Ellen Glasgow famously said, “The only difference between a rut and a grave are the dimensions.” I have heard a variation on that quote that says, “The only difference between a rut and a grave is depth.”

In life we regularly participate in patterns, routines, and cycles of behavior. Some of them are consciously chosen, such as exercising regularly, attending worship, times of prayer, or entertaining guests. Others might seem like they just kind of happen. You find yourself seething with anger in traffic for the third time this week. You and your spouse get entrenched in the same argument you’ve been having for the last 3 weeks, 3 months, or even 3 years. You don’t intend to neglect your personal time of prayer or scripture reading; it just never seems like there’s enough time in the day. Sometimes we find ourselves stuck in ruts.

Pay attention to your patterns of behavior in relationships. Where are the times in your week when you find it really hard to connect with others? When do you have the least patience or understanding for others? When do you have the least patience or understanding for yourself? Compare the amount of time you spend in life-giving relationships to the time spent in draining relationships. What are the topics or situations that seem to trigger intense responses from you? The more aware we are of our lives the more we can walk in new ways. When Jesus told a story of the prodigal son, he described this awareness as when “he came to his senses.”

We want rich relationships where we are seen, known, encountered, and loved. Often we settle for relationships where we try to control how we are perceived, interacted with, and valued. When it seems like our control is slipping through our fingers, we might flee into frustration.

Frustration can easily set in when we want something we cannot have; we want to do something we cannot do; or we are concerned for what others think about us. It is no secret that our closest relationships often bear much of the burden of the frustration or unhappiness we carry inside ourselves. We haven’t spent the time we would like to with someone because there is so much on our plate. We have tried to keep our shame, anxiety, or anger under wraps, but it surprisingly gets vented on an innocent bystander.

Jesus invites all of us to come into his presence. He invites our ways of being in the world that bring us success and fulfillment, as well as our ways of being in the world that lead to failure and frustration. Jesus’ welcoming presence shines the compassionate, challenging, and transforming Love of God on our lives. Jesus offers us healing power to get us out of ruts and resurrection power to lift us out of the grave. How much of yourself do you bring to God? Can we bring something to God we are unaware of in ourselves?
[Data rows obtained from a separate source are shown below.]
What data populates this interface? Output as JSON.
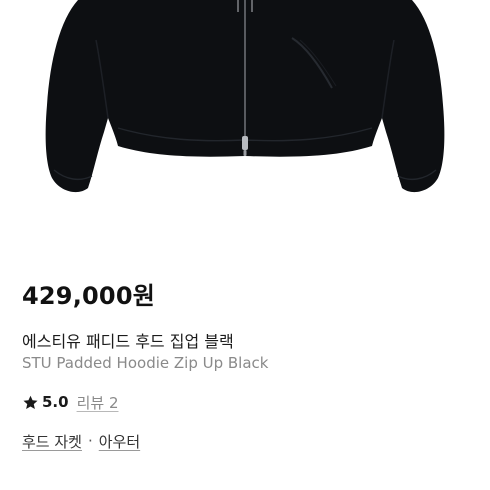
{
  "product": {
    "image_name": "black-padded-hoodie-zip-up-photo",
    "price": "429,000원",
    "name_ko": "에스티유 패디드 후드 집업 블랙",
    "name_en": "STU Padded Hoodie Zip Up Black",
    "rating": "5.0",
    "reviews_label": "리뷰 2",
    "categories": [
      "후드 자켓",
      "아우터"
    ],
    "category_separator": "·"
  },
  "colors": {
    "garment": "#0d0f12",
    "price_text": "#111111",
    "secondary_text": "#8a8a8a",
    "star": "#1a1a1a"
  },
  "icons": {
    "rating_star": "star-icon"
  }
}
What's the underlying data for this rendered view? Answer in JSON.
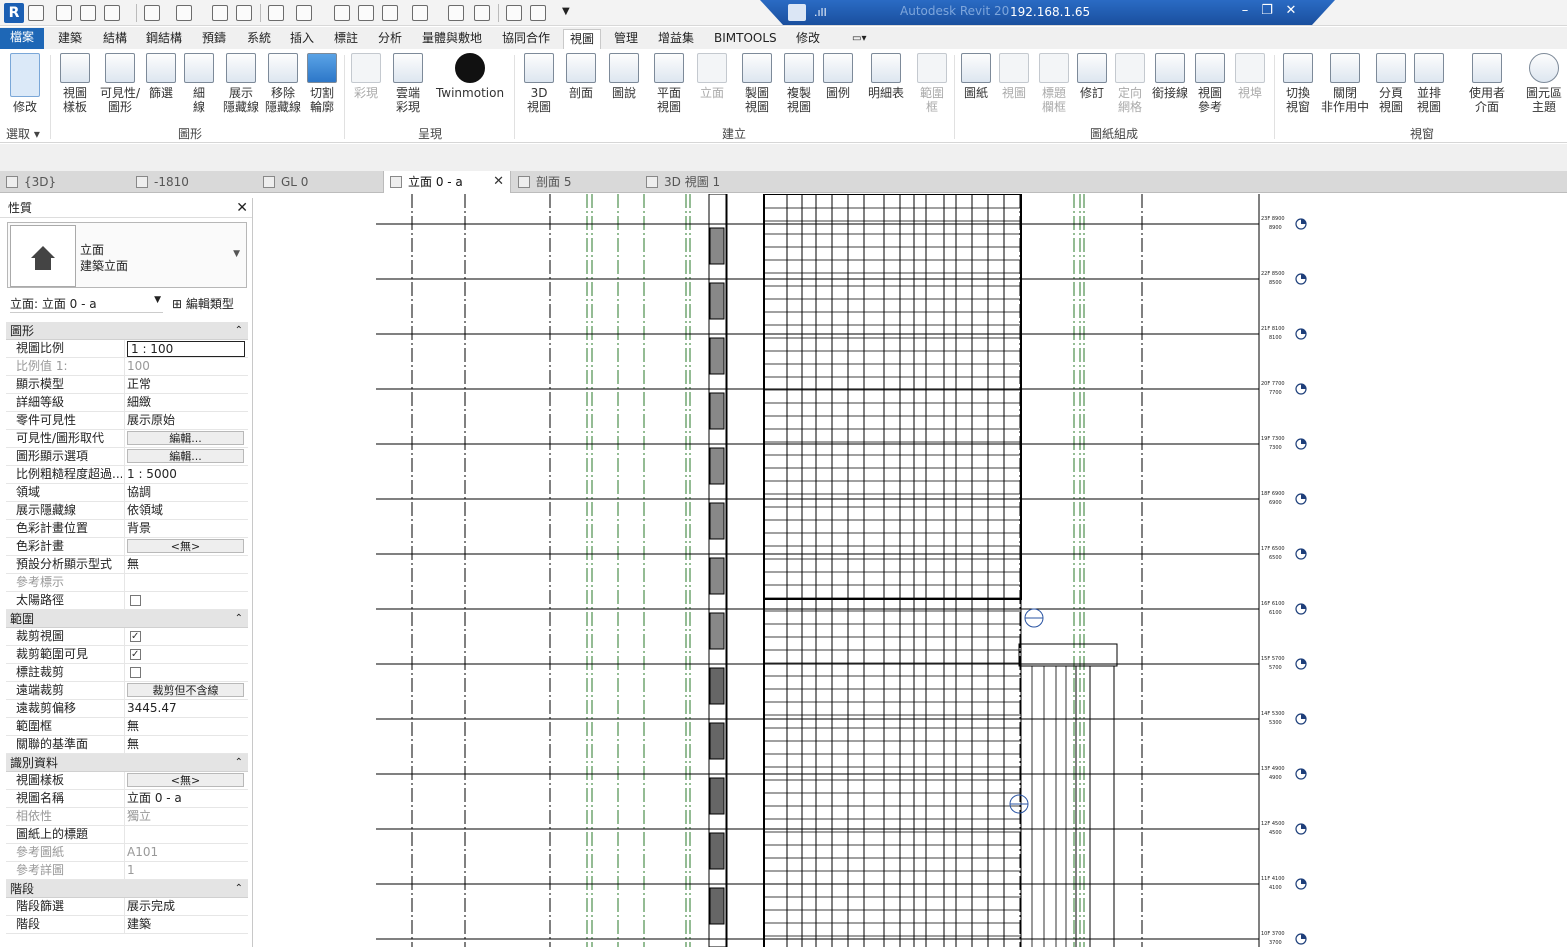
{
  "app": {
    "logo_letter": "R",
    "title": "Autodesk Revit 20",
    "remote_ip": "192.168.1.65",
    "signal": ".ıll"
  },
  "ribbon_tabs": [
    "檔案",
    "建築",
    "結構",
    "鋼結構",
    "預鑄",
    "系統",
    "插入",
    "標註",
    "分析",
    "量體與敷地",
    "協同合作",
    "視圖",
    "管理",
    "增益集",
    "BIMTOOLS",
    "修改"
  ],
  "ribbon": {
    "modify": {
      "label": "修改",
      "panel": "選取"
    },
    "graphics": {
      "panel": "圖形",
      "buttons": [
        "視圖\n樣板",
        "可見性/\n圖形",
        "篩選",
        "細\n線",
        "展示\n隱藏線",
        "移除\n隱藏線",
        "切割\n輪廓"
      ]
    },
    "presentation": {
      "panel": "呈現",
      "buttons": [
        "彩現",
        "雲端\n彩現",
        "Twinmotion"
      ]
    },
    "create": {
      "panel": "建立",
      "buttons": [
        "3D\n視圖",
        "剖面",
        "圖說",
        "平面\n視圖",
        "立面",
        "製圖\n視圖",
        "複製\n視圖",
        "圖例",
        "明細表",
        "範圍\n框"
      ]
    },
    "sheet": {
      "panel": "圖紙組成",
      "buttons": [
        "圖紙",
        "視圖",
        "標題\n欄框",
        "修訂",
        "定向\n網格",
        "銜接線",
        "視圖\n參考",
        "視埠"
      ]
    },
    "windows": {
      "panel": "視窗",
      "buttons": [
        "切換\n視窗",
        "關閉\n非作用中",
        "分頁\n視圖",
        "並排\n視圖",
        "使用者\n介面",
        "圖元區\n主題"
      ]
    }
  },
  "doc_tabs": [
    {
      "label": "{3D}",
      "active": false
    },
    {
      "label": "-1810",
      "active": false
    },
    {
      "label": "GL 0",
      "active": false
    },
    {
      "label": "立面 0 - a",
      "active": true
    },
    {
      "label": "剖面 5",
      "active": false
    },
    {
      "label": "3D 視圖 1",
      "active": false
    }
  ],
  "properties": {
    "title": "性質",
    "type_name": "立面",
    "type_sub": "建築立面",
    "instance": "立面: 立面 0 - a",
    "edit_type": "編輯類型",
    "sections": [
      {
        "name": "圖形",
        "rows": [
          {
            "k": "視圖比例",
            "v": "1 : 100",
            "style": "boxed"
          },
          {
            "k": "比例值 1:",
            "v": "100",
            "dim": true
          },
          {
            "k": "顯示模型",
            "v": "正常"
          },
          {
            "k": "詳細等級",
            "v": "細緻"
          },
          {
            "k": "零件可見性",
            "v": "展示原始"
          },
          {
            "k": "可見性/圖形取代",
            "v": "編輯...",
            "style": "btn"
          },
          {
            "k": "圖形顯示選項",
            "v": "編輯...",
            "style": "btn"
          },
          {
            "k": "比例粗糙程度超過...",
            "v": "1 : 5000"
          },
          {
            "k": "領域",
            "v": "協調"
          },
          {
            "k": "展示隱藏線",
            "v": "依領域"
          },
          {
            "k": "色彩計畫位置",
            "v": "背景"
          },
          {
            "k": "色彩計畫",
            "v": "<無>",
            "style": "btn"
          },
          {
            "k": "預設分析顯示型式",
            "v": "無"
          },
          {
            "k": "參考標示",
            "v": "",
            "dim": true
          },
          {
            "k": "太陽路徑",
            "v": "",
            "check": false
          }
        ]
      },
      {
        "name": "範圍",
        "rows": [
          {
            "k": "裁剪視圖",
            "v": "",
            "check": true
          },
          {
            "k": "裁剪範圍可見",
            "v": "",
            "check": true
          },
          {
            "k": "標註裁剪",
            "v": "",
            "check": false
          },
          {
            "k": "遠端裁剪",
            "v": "裁剪但不含線",
            "style": "btn"
          },
          {
            "k": "遠裁剪偏移",
            "v": "3445.47"
          },
          {
            "k": "範圍框",
            "v": "無"
          },
          {
            "k": "關聯的基準面",
            "v": "無"
          }
        ]
      },
      {
        "name": "識別資料",
        "rows": [
          {
            "k": "視圖樣板",
            "v": "<無>",
            "style": "btn"
          },
          {
            "k": "視圖名稱",
            "v": "立面 0 - a"
          },
          {
            "k": "相依性",
            "v": "獨立",
            "dim": true
          },
          {
            "k": "圖紙上的標題",
            "v": ""
          },
          {
            "k": "參考圖紙",
            "v": "A101",
            "dim": true
          },
          {
            "k": "參考詳圖",
            "v": "1",
            "dim": true
          }
        ]
      },
      {
        "name": "階段",
        "rows": [
          {
            "k": "階段篩選",
            "v": "展示完成"
          },
          {
            "k": "階段",
            "v": "建築"
          }
        ]
      }
    ]
  },
  "levels": [
    {
      "name": "23F 8900",
      "elev": "8900"
    },
    {
      "name": "22F 8500",
      "elev": "8500"
    },
    {
      "name": "21F 8100",
      "elev": "8100"
    },
    {
      "name": "20F 7700",
      "elev": "7700"
    },
    {
      "name": "19F 7300",
      "elev": "7300"
    },
    {
      "name": "18F 6900",
      "elev": "6900"
    },
    {
      "name": "17F 6500",
      "elev": "6500"
    },
    {
      "name": "16F 6100",
      "elev": "6100"
    },
    {
      "name": "15F 5700",
      "elev": "5700"
    },
    {
      "name": "14F 5300",
      "elev": "5300"
    },
    {
      "name": "13F 4900",
      "elev": "4900"
    },
    {
      "name": "12F 4500",
      "elev": "4500"
    },
    {
      "name": "11F 4100",
      "elev": "4100"
    },
    {
      "name": "10F 3700",
      "elev": "3700"
    }
  ],
  "colors": {
    "accent": "#1e67b6",
    "grid_dash_green": "#2a7a2a",
    "line": "#000000"
  }
}
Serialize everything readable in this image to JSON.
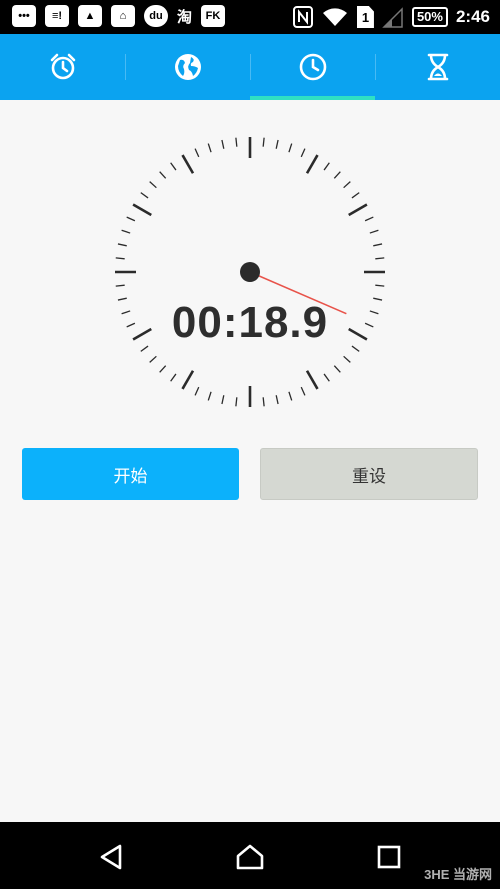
{
  "status_bar": {
    "left_icons": [
      {
        "name": "message-icon",
        "glyph": "•••"
      },
      {
        "name": "chat-icon",
        "glyph": "≡!"
      },
      {
        "name": "gallery-icon",
        "glyph": "▲"
      },
      {
        "name": "car-icon",
        "glyph": "⌂"
      },
      {
        "name": "baidu-icon",
        "glyph": "du"
      },
      {
        "name": "taobao-icon",
        "text": "淘"
      },
      {
        "name": "fk-icon",
        "glyph": "FK"
      }
    ],
    "sim_label": "1",
    "battery": "50%",
    "time": "2:46"
  },
  "tabs": [
    {
      "name": "tab-alarm",
      "icon": "alarm-clock-icon",
      "active": false
    },
    {
      "name": "tab-world-clock",
      "icon": "globe-icon",
      "active": false
    },
    {
      "name": "tab-stopwatch",
      "icon": "clock-icon",
      "active": true
    },
    {
      "name": "tab-timer",
      "icon": "hourglass-icon",
      "active": false
    }
  ],
  "stopwatch": {
    "elapsed": "00:18.9",
    "elapsed_seconds": 18.9,
    "hand_color": "#e8534a"
  },
  "buttons": {
    "start_label": "开始",
    "reset_label": "重设"
  },
  "colors": {
    "accent": "#0ba3f0",
    "tab_indicator": "#2fe0c3",
    "start_button": "#0cb1fb",
    "reset_button": "#d5d8d2"
  },
  "watermark": "3HE 当游网"
}
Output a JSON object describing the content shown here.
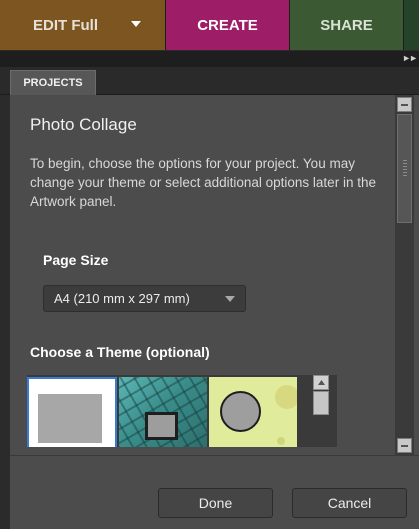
{
  "topbar": {
    "tabs": [
      {
        "label": "EDIT Full",
        "color": "#7d5520"
      },
      {
        "label": "CREATE",
        "color": "#9d1d66"
      },
      {
        "label": "SHARE",
        "color": "#3b5a33"
      }
    ],
    "extra_color": "#24432a"
  },
  "panel": {
    "tab_label": "PROJECTS",
    "title": "Photo Collage",
    "description": "To begin, choose the options for your project. You may change your theme or select additional options later in the Artwork panel.",
    "page_size_label": "Page Size",
    "page_size_value": "A4 (210 mm x 297 mm)",
    "theme_label": "Choose a Theme (optional)"
  },
  "buttons": {
    "done": "Done",
    "cancel": "Cancel"
  },
  "colors": {
    "accent_selection": "#3c7bd3",
    "panel_bg": "#4c4c4c",
    "theme_yellow": "#e1eb9c",
    "theme_teal": "#3a8d8b"
  },
  "icons": {
    "edit_dropdown": "triangle-down",
    "overflow": "fast-forward",
    "page_size_dropdown": "triangle-down"
  }
}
What personal rut do you want to bring into the Light of God’s Love?

This summer the young adult ministry at Trinity Baptist will be offering married couples a few Date Nights as a time to focus on strengthening their marriages. I hope you’ll keep an eye out for those dates in the next Trumpet or on Facebook at facebook.com/youngadultsTBC